Exercise description: Every entry must be given again exactly as it is written.

Source material Block Start

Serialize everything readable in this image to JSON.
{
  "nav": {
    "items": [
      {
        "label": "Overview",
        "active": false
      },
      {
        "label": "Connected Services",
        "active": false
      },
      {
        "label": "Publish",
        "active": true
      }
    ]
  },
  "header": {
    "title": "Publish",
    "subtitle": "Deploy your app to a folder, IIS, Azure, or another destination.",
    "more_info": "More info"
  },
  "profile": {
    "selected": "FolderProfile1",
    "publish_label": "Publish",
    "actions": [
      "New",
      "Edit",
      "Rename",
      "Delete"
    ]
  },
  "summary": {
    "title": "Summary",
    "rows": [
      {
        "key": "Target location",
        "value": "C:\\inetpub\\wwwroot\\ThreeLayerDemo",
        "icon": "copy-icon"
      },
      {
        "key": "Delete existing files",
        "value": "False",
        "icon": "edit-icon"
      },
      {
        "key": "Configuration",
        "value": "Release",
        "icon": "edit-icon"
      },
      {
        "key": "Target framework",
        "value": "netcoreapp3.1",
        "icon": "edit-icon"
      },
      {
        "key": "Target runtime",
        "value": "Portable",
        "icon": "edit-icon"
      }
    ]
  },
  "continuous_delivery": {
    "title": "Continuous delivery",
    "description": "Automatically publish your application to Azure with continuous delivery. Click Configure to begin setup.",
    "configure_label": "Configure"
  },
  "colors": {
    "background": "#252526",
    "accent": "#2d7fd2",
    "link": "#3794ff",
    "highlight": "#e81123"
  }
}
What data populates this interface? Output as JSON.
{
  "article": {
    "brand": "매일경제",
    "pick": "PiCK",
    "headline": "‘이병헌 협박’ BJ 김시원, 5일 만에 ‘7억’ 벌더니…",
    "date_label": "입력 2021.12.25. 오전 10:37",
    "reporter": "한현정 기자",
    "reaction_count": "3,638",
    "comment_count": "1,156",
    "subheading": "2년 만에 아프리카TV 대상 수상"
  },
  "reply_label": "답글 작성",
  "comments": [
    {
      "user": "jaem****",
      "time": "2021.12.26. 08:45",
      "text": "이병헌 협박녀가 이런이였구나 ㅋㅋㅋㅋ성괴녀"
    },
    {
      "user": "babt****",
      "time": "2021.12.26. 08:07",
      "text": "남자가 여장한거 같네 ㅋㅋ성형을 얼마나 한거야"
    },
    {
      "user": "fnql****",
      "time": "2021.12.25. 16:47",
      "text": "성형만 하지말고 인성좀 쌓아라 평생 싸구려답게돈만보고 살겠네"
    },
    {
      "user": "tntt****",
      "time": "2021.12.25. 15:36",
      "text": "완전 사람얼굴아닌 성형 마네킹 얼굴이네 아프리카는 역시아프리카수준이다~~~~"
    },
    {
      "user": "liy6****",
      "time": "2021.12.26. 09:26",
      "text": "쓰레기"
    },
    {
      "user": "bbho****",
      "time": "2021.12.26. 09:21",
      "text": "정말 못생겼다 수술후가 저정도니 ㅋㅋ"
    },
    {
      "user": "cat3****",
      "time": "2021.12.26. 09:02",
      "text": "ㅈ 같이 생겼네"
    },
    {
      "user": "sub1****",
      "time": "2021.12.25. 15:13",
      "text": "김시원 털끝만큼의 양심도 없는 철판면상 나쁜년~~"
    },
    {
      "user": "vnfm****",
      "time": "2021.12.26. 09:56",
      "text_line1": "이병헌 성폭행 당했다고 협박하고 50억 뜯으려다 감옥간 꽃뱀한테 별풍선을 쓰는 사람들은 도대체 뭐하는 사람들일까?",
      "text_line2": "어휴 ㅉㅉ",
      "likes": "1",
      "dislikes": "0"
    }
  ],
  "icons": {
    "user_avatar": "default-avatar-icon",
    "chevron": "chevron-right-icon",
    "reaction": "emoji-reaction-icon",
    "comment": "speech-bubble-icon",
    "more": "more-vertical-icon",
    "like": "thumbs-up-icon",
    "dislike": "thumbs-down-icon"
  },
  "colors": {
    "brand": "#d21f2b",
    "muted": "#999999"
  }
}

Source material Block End

Response:
Serialize everything readable in this image to JSON.
{
  "nav": {
    "items": [
      {
        "label": "Overview",
        "active": false
      },
      {
        "label": "Connected Services",
        "active": false
      },
      {
        "label": "Publish",
        "active": true
      }
    ]
  },
  "header": {
    "title": "Publish",
    "subtitle": "Deploy your app to a folder, IIS, Azure, or another destination.",
    "more_info": "More info"
  },
  "profile": {
    "selected": "FolderProfile1",
    "publish_label": "Publish",
    "actions": [
      "New",
      "Edit",
      "Rename",
      "Delete"
    ]
  },
  "summary": {
    "title": "Summary",
    "rows": [
      {
        "key": "Target location",
        "value": "C:\\inetpub\\wwwroot\\ThreeLayerDemo",
        "icon": "copy-icon"
      },
      {
        "key": "Delete existing files",
        "value": "False",
        "icon": "edit-icon"
      },
      {
        "key": "Configuration",
        "value": "Release",
        "icon": "edit-icon"
      },
      {
        "key": "Target framework",
        "value": "netcoreapp3.1",
        "icon": "edit-icon"
      },
      {
        "key": "Target runtime",
        "value": "Portable",
        "icon": "edit-icon"
      }
    ]
  },
  "continuous_delivery": {
    "title": "Continuous delivery",
    "description": "Automatically publish your application to Azure with continuous delivery. Click Configure to begin setup.",
    "configure_label": "Configure"
  },
  "colors": {
    "background": "#252526",
    "accent": "#2d7fd2",
    "link": "#3794ff",
    "highlight": "#e81123"
  }
}
What data populates this interface? Output as JSON.
{
  "article": {
    "brand": "매일경제",
    "pick": "PiCK",
    "headline": "‘이병헌 협박’ BJ 김시원, 5일 만에 ‘7억’ 벌더니…",
    "date_label": "입력 2021.12.25. 오전 10:37",
    "reporter": "한현정 기자",
    "reaction_count": "3,638",
    "comment_count": "1,156",
    "subheading": "2년 만에 아프리카TV 대상 수상"
  },
  "reply_label": "답글 작성",
  "comments": [
    {
      "user": "jaem****",
      "time": "2021.12.26. 08:45",
      "text": "이병헌 협박녀가 이런이였구나 ㅋㅋㅋㅋ성괴녀"
    },
    {
      "user": "babt****",
      "time": "2021.12.26. 08:07",
      "text": "남자가 여장한거 같네 ㅋㅋ성형을 얼마나 한거야"
    },
    {
      "user": "fnql****",
      "time": "2021.12.25. 16:47",
      "text": "성형만 하지말고 인성좀 쌓아라 평생 싸구려답게돈만보고 살겠네"
    },
    {
      "user": "tntt****",
      "time": "2021.12.25. 15:36",
      "text": "완전 사람얼굴아닌 성형 마네킹 얼굴이네 아프리카는 역시아프리카수준이다~~~~"
    },
    {
      "user": "liy6****",
      "time": "2021.12.26. 09:26",
      "text": "쓰레기"
    },
    {
      "user": "bbho****",
      "time": "2021.12.26. 09:21",
      "text": "정말 못생겼다 수술후가 저정도니 ㅋㅋ"
    },
    {
      "user": "cat3****",
      "time": "2021.12.26. 09:02",
      "text": "ㅈ 같이 생겼네"
    },
    {
      "user": "sub1****",
      "time": "2021.12.25. 15:13",
      "text": "김시원 털끝만큼의 양심도 없는 철판면상 나쁜년~~"
    },
    {
      "user": "vnfm****",
      "time": "2021.12.26. 09:56",
      "text_line1": "이병헌 성폭행 당했다고 협박하고 50억 뜯으려다 감옥간 꽃뱀한테 별풍선을 쓰는 사람들은 도대체 뭐하는 사람들일까?",
      "text_line2": "어휴 ㅉㅉ",
      "likes": "1",
      "dislikes": "0"
    }
  ],
  "icons": {
    "user_avatar": "default-avatar-icon",
    "chevron": "chevron-right-icon",
    "reaction": "emoji-reaction-icon",
    "comment": "speech-bubble-icon",
    "more": "more-vertical-icon",
    "like": "thumbs-up-icon",
    "dislike": "thumbs-down-icon"
  },
  "colors": {
    "brand": "#d21f2b",
    "muted": "#999999"
  }
}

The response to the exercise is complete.